Changes in the use and management of forests for abating carbon emissions: issues and challenges under the Kyoto Protocol

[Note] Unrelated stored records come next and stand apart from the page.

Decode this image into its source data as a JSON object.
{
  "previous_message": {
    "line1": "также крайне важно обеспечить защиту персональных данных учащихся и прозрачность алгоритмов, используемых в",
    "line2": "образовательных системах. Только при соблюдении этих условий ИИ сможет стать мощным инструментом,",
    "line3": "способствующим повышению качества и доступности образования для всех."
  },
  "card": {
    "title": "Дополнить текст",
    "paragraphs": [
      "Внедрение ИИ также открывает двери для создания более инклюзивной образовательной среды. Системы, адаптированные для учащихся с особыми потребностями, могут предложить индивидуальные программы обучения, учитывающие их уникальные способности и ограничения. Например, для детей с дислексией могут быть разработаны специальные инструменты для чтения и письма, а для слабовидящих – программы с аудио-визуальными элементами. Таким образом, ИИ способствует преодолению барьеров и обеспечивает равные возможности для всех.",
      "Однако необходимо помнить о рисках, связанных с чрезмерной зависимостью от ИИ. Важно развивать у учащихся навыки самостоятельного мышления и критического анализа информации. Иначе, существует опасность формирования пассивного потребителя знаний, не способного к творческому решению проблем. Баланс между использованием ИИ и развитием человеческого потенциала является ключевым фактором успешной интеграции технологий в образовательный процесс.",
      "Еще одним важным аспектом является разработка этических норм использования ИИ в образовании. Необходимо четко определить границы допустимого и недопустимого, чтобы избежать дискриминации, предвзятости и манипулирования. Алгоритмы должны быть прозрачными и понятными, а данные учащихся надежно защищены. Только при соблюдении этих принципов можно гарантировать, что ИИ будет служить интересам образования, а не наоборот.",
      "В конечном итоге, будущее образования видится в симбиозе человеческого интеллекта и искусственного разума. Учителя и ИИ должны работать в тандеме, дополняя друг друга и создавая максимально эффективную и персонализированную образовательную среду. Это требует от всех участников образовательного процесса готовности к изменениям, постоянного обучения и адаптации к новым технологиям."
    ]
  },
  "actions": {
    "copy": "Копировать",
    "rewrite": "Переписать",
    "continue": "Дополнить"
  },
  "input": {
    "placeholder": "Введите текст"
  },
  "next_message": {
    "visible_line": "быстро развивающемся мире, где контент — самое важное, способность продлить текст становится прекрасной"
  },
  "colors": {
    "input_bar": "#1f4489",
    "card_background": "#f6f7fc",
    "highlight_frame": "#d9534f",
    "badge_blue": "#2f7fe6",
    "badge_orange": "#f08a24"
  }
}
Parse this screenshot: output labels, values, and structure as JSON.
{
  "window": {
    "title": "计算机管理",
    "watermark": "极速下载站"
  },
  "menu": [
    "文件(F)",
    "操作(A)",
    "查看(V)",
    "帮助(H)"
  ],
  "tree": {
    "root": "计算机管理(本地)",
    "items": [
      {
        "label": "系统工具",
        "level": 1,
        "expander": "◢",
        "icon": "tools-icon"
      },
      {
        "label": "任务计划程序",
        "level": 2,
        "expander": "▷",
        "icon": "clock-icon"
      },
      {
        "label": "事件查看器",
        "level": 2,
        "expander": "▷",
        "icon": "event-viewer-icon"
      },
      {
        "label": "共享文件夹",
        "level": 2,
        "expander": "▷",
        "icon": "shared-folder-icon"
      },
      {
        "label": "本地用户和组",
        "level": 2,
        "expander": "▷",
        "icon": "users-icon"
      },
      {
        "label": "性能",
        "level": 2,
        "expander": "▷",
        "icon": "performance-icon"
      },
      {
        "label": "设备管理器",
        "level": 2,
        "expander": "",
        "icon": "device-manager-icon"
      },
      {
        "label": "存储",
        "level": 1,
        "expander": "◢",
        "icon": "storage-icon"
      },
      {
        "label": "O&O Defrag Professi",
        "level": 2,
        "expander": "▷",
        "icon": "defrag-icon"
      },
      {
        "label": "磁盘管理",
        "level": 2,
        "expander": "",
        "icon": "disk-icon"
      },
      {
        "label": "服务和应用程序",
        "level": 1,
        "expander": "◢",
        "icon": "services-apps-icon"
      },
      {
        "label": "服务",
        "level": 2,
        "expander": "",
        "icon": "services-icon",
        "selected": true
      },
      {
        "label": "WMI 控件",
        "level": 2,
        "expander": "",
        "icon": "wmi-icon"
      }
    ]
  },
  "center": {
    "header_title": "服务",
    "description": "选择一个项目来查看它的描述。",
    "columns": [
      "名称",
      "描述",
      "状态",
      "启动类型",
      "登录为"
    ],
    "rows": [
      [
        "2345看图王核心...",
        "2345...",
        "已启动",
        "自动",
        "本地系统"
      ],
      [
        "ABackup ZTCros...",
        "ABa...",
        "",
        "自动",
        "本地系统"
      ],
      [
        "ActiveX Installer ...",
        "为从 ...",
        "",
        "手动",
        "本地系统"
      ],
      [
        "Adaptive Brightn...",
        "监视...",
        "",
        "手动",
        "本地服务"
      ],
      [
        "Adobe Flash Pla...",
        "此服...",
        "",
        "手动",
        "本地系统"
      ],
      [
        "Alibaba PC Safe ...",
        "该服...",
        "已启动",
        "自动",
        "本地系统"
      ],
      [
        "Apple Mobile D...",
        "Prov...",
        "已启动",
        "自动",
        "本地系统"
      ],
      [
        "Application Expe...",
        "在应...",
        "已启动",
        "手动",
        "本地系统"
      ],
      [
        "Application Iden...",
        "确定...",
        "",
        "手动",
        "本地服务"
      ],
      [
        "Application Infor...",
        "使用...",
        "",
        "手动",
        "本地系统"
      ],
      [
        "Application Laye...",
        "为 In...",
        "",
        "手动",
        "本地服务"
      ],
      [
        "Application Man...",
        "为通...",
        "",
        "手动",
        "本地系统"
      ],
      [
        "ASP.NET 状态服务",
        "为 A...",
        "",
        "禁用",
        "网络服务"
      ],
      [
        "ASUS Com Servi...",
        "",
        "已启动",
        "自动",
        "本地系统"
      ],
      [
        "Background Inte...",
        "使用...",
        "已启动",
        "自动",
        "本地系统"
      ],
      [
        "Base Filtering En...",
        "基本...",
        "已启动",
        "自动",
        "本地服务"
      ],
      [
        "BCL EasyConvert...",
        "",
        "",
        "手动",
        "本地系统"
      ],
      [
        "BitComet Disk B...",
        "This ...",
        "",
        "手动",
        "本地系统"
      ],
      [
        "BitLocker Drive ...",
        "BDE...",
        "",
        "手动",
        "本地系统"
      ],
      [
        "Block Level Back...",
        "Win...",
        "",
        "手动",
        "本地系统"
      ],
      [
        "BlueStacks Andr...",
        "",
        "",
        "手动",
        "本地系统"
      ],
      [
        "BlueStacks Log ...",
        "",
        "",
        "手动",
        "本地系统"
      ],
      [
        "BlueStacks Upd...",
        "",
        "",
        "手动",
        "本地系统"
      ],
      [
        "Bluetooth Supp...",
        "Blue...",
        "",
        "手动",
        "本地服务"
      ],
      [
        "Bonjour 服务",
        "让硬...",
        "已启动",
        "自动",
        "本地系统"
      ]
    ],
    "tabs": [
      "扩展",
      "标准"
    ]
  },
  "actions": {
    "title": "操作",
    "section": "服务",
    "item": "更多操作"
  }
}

The global carbon cycle is recognized as one of the major biogeochemical cycles because of its role in regulating the concentration of carbon dioxide (CO2), the most important greenhouse gas (GHG), in the atmosphere. Forests play an important role in the global carbon cycle because they store large quantities of carbon in vegetation and soil, exchange carbon with the atmosphere through photosynthesis and respiration, are sources of atmospheric carbon when they are disturbed by human or natural causes (e.g. use of poor harvesting practices, cleared and burned for conversion to non-forest uses, wildﬁres, etc.), and become atmospheric carbon sinks (i.e. net transfer of CO2 from the atmosphere to the land) during land abandonment and regrowth after disturbance (Brown et al . 1996). Humans have the potential through changes in forest land use and management to alter the magnitude of forest-carbon stocks and the direction of forest-carbon ﬂuxes, and thus alter their role in the carbon cycle.